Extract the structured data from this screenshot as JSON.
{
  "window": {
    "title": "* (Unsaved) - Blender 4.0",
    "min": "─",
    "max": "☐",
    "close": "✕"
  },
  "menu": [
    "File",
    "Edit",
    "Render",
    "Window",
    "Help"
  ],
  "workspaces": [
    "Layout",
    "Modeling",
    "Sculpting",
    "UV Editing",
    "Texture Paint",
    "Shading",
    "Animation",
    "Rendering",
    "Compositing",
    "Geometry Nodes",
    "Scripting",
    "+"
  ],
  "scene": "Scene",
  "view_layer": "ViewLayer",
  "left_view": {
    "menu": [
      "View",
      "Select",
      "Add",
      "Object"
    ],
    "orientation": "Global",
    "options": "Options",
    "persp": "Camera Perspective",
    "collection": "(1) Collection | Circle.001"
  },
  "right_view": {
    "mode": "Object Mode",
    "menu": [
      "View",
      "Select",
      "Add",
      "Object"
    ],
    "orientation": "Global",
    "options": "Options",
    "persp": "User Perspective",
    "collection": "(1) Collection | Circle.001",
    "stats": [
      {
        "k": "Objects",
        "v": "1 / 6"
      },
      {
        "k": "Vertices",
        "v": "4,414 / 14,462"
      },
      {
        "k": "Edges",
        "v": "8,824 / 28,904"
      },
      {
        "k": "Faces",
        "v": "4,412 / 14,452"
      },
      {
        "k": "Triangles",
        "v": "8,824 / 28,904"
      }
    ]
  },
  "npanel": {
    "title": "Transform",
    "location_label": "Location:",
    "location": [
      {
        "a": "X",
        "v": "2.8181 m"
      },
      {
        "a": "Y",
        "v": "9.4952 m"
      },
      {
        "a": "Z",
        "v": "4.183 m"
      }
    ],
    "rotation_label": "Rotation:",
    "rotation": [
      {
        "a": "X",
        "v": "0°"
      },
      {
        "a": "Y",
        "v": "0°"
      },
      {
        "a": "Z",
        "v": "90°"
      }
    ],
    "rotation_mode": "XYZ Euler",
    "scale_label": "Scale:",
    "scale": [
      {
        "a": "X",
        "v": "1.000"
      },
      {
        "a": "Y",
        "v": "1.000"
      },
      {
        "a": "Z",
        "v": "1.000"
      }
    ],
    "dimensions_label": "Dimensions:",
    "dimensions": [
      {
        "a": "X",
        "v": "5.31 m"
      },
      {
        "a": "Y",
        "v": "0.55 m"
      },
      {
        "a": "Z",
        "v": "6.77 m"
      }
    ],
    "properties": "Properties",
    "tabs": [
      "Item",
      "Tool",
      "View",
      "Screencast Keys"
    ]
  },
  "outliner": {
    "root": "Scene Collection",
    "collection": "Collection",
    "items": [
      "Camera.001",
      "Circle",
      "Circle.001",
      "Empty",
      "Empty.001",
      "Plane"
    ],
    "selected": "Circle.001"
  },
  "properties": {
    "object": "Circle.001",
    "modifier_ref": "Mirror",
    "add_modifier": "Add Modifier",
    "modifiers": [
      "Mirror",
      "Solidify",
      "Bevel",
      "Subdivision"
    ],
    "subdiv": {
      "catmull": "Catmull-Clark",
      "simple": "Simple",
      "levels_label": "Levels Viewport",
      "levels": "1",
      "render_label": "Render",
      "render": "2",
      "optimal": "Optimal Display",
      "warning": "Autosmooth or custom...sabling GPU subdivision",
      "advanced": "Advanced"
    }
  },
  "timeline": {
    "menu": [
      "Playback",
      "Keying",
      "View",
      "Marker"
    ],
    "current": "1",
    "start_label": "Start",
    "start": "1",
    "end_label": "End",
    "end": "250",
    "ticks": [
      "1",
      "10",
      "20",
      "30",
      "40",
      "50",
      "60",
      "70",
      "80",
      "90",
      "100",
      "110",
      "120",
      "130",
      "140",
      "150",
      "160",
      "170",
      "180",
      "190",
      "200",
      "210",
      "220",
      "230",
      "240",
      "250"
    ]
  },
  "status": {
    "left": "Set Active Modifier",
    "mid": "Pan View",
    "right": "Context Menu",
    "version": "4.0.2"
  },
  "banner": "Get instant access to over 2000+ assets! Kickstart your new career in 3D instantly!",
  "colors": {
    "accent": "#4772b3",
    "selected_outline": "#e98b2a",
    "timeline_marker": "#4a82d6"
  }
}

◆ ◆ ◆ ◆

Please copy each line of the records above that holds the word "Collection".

SOLVED EXERCISE
    "collection": "(1) Collection | Circle.001"
    "collection": "(1) Collection | Circle.001",
    "root": "Scene Collection",
    "collection": "Collection",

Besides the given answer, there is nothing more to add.